(AVAILABLE DATA Opens)

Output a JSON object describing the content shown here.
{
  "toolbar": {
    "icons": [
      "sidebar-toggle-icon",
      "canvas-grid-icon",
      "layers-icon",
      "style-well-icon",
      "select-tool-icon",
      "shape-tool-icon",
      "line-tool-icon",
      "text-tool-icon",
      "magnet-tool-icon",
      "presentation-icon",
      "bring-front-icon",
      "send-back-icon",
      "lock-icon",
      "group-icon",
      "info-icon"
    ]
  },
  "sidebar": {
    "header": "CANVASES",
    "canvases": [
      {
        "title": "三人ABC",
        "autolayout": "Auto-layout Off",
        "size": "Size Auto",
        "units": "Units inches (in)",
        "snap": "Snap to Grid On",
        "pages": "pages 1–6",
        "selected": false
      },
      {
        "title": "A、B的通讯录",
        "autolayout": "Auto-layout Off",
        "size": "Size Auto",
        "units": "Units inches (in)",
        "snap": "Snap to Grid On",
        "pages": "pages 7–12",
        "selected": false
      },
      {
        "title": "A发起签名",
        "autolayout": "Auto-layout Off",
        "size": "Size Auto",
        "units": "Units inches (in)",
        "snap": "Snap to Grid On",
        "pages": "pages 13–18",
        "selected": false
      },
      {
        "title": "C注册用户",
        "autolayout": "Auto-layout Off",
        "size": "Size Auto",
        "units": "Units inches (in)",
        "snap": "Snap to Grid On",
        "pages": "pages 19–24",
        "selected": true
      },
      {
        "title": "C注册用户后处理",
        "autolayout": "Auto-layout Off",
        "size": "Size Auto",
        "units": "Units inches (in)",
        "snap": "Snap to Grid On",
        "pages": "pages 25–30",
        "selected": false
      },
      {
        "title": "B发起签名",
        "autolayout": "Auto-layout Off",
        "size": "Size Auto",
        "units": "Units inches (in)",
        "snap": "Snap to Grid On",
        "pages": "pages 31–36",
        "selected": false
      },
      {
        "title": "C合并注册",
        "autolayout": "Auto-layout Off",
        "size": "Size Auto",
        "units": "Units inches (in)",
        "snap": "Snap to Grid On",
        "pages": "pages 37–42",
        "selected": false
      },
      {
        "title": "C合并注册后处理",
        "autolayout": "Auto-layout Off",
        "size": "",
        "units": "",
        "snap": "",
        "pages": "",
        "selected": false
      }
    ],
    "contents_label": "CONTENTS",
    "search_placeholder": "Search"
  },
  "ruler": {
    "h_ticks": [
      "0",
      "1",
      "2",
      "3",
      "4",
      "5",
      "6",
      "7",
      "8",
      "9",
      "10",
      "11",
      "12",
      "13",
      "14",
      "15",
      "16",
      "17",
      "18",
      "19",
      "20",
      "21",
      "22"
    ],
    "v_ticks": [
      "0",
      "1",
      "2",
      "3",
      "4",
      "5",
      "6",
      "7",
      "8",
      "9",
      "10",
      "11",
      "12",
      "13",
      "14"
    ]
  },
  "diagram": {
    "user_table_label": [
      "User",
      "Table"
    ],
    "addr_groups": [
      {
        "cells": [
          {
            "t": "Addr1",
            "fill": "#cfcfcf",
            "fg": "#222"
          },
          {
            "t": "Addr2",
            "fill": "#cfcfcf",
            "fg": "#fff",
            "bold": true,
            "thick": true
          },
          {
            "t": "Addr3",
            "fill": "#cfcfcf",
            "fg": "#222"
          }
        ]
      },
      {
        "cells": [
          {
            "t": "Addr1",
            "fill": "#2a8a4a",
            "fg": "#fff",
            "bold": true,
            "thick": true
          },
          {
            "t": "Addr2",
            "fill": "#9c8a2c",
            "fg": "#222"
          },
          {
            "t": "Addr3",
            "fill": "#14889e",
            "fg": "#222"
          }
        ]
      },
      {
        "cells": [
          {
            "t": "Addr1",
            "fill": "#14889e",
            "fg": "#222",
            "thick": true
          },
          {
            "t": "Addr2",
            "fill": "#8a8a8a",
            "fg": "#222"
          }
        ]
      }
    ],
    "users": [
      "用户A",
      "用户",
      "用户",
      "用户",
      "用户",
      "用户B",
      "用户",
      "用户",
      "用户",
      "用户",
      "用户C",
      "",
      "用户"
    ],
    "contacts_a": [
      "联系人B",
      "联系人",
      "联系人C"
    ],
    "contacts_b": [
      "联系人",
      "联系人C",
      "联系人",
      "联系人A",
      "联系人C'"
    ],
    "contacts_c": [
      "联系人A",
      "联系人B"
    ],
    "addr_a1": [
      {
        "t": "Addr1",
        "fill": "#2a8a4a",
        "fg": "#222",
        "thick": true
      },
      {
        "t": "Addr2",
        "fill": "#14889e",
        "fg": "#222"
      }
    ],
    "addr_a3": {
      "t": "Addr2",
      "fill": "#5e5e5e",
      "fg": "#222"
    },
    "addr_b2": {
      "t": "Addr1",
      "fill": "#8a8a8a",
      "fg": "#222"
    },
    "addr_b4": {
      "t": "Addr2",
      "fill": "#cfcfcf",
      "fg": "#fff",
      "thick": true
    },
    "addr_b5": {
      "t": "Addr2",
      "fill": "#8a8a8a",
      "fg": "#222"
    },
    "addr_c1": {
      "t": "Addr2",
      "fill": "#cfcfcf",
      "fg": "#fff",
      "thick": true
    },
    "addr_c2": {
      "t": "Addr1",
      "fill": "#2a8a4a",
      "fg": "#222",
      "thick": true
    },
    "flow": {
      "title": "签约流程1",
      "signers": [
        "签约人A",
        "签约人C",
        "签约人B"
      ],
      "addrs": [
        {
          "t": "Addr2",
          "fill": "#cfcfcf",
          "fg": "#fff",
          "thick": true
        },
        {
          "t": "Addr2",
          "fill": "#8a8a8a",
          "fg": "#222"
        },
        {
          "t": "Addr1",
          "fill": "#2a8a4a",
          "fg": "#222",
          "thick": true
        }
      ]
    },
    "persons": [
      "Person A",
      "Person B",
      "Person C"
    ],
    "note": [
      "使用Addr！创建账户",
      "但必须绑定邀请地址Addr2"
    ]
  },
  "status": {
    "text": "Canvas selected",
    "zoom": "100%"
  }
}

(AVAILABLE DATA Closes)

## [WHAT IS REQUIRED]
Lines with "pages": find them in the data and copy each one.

## [EXERCISE RESULT]
        "pages": "pages 1–6",
        "pages": "pages 7–12",
        "pages": "pages 13–18",
        "pages": "pages 19–24",
        "pages": "pages 25–30",
        "pages": "pages 31–36",
        "pages": "pages 37–42",
        "pages": "",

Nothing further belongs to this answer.